Segment Start: GIVEN DATA

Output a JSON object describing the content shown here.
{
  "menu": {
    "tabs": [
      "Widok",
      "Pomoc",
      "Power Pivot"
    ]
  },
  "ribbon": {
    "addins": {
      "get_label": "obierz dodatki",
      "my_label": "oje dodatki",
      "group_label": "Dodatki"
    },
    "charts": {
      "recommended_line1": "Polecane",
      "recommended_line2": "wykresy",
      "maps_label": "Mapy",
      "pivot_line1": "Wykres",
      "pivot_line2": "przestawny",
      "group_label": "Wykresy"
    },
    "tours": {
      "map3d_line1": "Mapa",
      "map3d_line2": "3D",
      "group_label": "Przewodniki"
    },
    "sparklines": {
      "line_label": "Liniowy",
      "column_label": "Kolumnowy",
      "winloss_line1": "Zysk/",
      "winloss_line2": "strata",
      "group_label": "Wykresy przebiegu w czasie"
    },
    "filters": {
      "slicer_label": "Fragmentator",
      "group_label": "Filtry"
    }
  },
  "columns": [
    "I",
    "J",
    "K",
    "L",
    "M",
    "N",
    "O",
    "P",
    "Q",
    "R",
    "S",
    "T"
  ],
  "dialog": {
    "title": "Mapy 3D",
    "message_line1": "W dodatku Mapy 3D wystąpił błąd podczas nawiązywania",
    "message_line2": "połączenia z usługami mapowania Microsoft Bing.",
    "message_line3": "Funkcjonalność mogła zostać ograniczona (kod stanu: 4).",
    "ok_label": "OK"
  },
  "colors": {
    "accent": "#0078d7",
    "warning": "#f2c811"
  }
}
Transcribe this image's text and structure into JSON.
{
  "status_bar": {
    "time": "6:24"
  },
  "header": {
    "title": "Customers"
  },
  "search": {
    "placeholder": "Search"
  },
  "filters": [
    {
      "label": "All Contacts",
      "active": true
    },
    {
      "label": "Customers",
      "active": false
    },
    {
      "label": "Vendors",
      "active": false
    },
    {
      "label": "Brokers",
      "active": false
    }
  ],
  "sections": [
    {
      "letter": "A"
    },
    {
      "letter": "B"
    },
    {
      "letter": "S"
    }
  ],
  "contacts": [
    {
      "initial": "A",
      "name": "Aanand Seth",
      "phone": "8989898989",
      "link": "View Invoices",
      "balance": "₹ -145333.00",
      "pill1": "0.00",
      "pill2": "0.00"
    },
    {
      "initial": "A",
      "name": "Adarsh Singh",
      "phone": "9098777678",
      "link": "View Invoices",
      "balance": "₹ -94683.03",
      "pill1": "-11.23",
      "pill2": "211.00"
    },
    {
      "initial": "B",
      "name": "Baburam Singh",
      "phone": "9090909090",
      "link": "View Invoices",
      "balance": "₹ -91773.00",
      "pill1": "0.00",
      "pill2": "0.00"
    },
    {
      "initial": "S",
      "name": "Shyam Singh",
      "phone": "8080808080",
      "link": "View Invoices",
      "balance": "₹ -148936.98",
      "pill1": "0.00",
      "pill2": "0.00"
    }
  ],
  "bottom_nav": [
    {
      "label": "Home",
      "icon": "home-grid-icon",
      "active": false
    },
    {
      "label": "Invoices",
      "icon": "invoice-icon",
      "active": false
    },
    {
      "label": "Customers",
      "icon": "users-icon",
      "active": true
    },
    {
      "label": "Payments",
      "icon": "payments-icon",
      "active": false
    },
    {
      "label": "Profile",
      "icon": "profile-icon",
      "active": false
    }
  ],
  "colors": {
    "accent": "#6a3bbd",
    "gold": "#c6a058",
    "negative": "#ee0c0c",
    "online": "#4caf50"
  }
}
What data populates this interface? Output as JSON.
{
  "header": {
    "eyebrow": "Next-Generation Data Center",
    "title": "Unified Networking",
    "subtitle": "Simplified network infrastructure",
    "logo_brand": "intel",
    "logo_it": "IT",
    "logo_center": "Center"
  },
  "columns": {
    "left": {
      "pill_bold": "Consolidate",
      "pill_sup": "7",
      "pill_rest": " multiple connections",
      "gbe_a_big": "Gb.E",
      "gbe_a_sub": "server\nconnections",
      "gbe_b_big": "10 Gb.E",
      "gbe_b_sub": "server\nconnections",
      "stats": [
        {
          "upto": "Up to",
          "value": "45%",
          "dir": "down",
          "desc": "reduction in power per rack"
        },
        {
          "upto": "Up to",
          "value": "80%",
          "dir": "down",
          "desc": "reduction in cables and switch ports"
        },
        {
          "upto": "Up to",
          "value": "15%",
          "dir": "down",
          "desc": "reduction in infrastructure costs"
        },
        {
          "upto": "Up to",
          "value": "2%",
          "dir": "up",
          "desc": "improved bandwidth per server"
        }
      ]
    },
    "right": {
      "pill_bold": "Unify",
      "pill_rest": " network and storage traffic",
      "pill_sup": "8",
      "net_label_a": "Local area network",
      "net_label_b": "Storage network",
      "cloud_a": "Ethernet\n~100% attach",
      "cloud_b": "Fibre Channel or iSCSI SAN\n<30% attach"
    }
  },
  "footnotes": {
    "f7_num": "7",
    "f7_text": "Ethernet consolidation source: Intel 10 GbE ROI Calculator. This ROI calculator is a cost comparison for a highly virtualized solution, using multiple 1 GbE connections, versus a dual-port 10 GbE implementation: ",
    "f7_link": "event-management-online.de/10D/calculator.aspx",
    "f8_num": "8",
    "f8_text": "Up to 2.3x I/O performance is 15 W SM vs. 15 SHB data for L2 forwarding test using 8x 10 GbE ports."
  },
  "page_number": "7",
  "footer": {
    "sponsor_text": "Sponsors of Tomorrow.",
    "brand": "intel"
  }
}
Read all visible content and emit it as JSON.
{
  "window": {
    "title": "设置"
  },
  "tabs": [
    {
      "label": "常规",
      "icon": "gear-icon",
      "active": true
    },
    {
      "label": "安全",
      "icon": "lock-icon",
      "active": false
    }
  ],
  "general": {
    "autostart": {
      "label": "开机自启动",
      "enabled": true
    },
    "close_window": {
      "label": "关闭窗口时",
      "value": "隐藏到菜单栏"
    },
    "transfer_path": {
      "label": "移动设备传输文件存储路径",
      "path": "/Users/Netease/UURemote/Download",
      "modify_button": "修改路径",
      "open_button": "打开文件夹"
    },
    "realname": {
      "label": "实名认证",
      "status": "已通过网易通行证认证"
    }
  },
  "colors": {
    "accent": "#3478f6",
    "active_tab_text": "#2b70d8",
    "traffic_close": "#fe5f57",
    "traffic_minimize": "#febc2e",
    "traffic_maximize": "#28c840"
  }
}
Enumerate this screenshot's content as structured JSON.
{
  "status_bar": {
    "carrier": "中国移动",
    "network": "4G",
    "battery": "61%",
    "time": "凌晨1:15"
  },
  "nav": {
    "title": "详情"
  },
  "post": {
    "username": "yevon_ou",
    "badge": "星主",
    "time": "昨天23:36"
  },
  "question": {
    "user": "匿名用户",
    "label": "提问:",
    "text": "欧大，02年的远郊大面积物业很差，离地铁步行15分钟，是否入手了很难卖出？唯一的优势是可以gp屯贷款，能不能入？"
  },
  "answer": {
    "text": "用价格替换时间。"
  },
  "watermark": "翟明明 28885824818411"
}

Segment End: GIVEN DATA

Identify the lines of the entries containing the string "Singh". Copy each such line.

      "name": "Adarsh Singh",
      "name": "Baburam Singh",
      "name": "Shyam Singh",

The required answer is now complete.